When asked what makes Agrocan so different than other agricultural facilities, Can said the first difference is in its integrated structure. The company's textile production, power plant and greenhouse system are well integrated, with each unit helping power the other.
Agrocan's greenhouses are also Turkey's first artificially lighted greenhouses.
Can explained the benefits of having such technology. "When there is no sun and the weather is cloudy, we have a system that helps us recreate the blue and red wavelengths the sun emits, which is needed to start the photosynthesis process," he said.
Expressing hope that they will soon start working with Turkey's Scientific and Technological Research Council (TUBİTAK), Can said Agrocan's primary mission is to grow the plants without any pesticide residue or remnants of chemicals.

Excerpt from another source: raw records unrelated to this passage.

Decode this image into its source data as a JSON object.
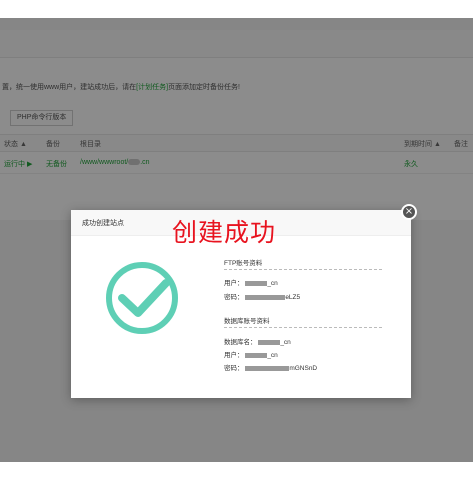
{
  "page": {
    "notice_prefix": "置，统一使用www用户，建站成功后，请在",
    "notice_link": "[计划任务]",
    "notice_suffix": "页面添加定时备份任务!",
    "php_button": "PHP命令行版本"
  },
  "table": {
    "headers": [
      "状态",
      "备份",
      "根目录",
      "到期时间",
      "备注"
    ],
    "row": {
      "status": "运行中 ▶",
      "backup": "无备份",
      "root": "/www/wwwroot/",
      "root_suffix": ".cn",
      "expiry": "永久"
    }
  },
  "annotation": "创建成功",
  "modal": {
    "title": "成功创建站点",
    "close": "×",
    "ftp_section": "FTP账号资料",
    "ftp_user_label": "用户：",
    "ftp_user_value": "_cn",
    "ftp_pass_label": "密码：",
    "ftp_pass_value": "eLZ5",
    "db_section": "数据库账号资料",
    "db_name_label": "数据库名：",
    "db_name_value": "_cn",
    "db_user_label": "用户：",
    "db_user_value": "_cn",
    "db_pass_label": "密码：",
    "db_pass_value": "mGNSnD"
  },
  "icon": {
    "check": "checkmark-circle-icon",
    "color": "#5ecfb5"
  }
}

"The most natural and only way to ensure this is to grow these tomatoes in coconuts instead of soil," he said, adding that only bees are used to pollinate them.
By using coconut coir, also called coco peat, as a potting medium instead of soil, Agrocan effectively erases the threat of pests, allowing them to dedicate "all of our time, energy and effort to the plants themselves."
Can said there were only two ways to eliminate these pests: using pesticides or using predator insects.
"In a way we are just mirroring what naturally happens in nature," he said, noting that by eliminating all remnants of chemicals, the fruit grown doesn't constitute any health risks.
Can said they place special importance on quality control. The tomatoes grown at the facility go through thorough inspections and a multistep quality assessment process run by engineers; then they are inspected by section chiefs. At the picking stage, there are special automated systems where the produce again goes through a final quality check, which divides the fruit into first- and second-grade quality.
On the topic of zero waste, Can said they are following in the footsteps of first lady Emine Erdoğan and that their R&D centers were working hard to achieve that goal.
"Our packaging philosophy is to use materials that come from nature; that's why we only use cardboard made from cellulose," he noted.
Agrocan also recycles the plants themselves. The stems of the tomatoes can grow to a whopping 14 meters from just 20 centimeters in the span of 11 months. As herbaceous plants, tomato plants have non-woody stems that die at the end of the growing season, but these parts are also very rich in minerals.
"We turn these mineral depots into compost and use them as raw material to feed worms to create worm manure," Can added.